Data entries
BEGIN

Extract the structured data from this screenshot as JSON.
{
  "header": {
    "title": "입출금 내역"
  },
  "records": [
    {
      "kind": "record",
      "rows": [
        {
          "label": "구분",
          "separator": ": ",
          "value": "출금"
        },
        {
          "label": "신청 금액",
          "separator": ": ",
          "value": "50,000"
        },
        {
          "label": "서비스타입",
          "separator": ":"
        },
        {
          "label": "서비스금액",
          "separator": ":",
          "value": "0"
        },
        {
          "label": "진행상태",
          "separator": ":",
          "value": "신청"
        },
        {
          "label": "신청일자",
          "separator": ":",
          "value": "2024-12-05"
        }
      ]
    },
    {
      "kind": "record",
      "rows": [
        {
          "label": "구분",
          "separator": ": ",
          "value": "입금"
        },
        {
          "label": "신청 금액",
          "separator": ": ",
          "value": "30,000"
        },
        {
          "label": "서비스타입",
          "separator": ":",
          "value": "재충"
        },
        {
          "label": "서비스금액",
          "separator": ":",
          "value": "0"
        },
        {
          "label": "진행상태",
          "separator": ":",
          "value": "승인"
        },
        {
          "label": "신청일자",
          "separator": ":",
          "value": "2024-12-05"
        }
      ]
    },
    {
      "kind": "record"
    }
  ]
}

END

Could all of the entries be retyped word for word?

Extract the structured data from this screenshot as JSON.
{
  "header": {
    "title": "입출금 내역"
  },
  "records": [
    {
      "kind": "record",
      "rows": [
        {
          "label": "구분",
          "separator": ": ",
          "value": "출금"
        },
        {
          "label": "신청 금액",
          "separator": ": ",
          "value": "50,000"
        },
        {
          "label": "서비스타입",
          "separator": ":"
        },
        {
          "label": "서비스금액",
          "separator": ":",
          "value": "0"
        },
        {
          "label": "진행상태",
          "separator": ":",
          "value": "신청"
        },
        {
          "label": "신청일자",
          "separator": ":",
          "value": "2024-12-05"
        }
      ]
    },
    {
      "kind": "record",
      "rows": [
        {
          "label": "구분",
          "separator": ": ",
          "value": "입금"
        },
        {
          "label": "신청 금액",
          "separator": ": ",
          "value": "30,000"
        },
        {
          "label": "서비스타입",
          "separator": ":",
          "value": "재충"
        },
        {
          "label": "서비스금액",
          "separator": ":",
          "value": "0"
        },
        {
          "label": "진행상태",
          "separator": ":",
          "value": "승인"
        },
        {
          "label": "신청일자",
          "separator": ":",
          "value": "2024-12-05"
        }
      ]
    },
    {
      "kind": "record"
    }
  ]
}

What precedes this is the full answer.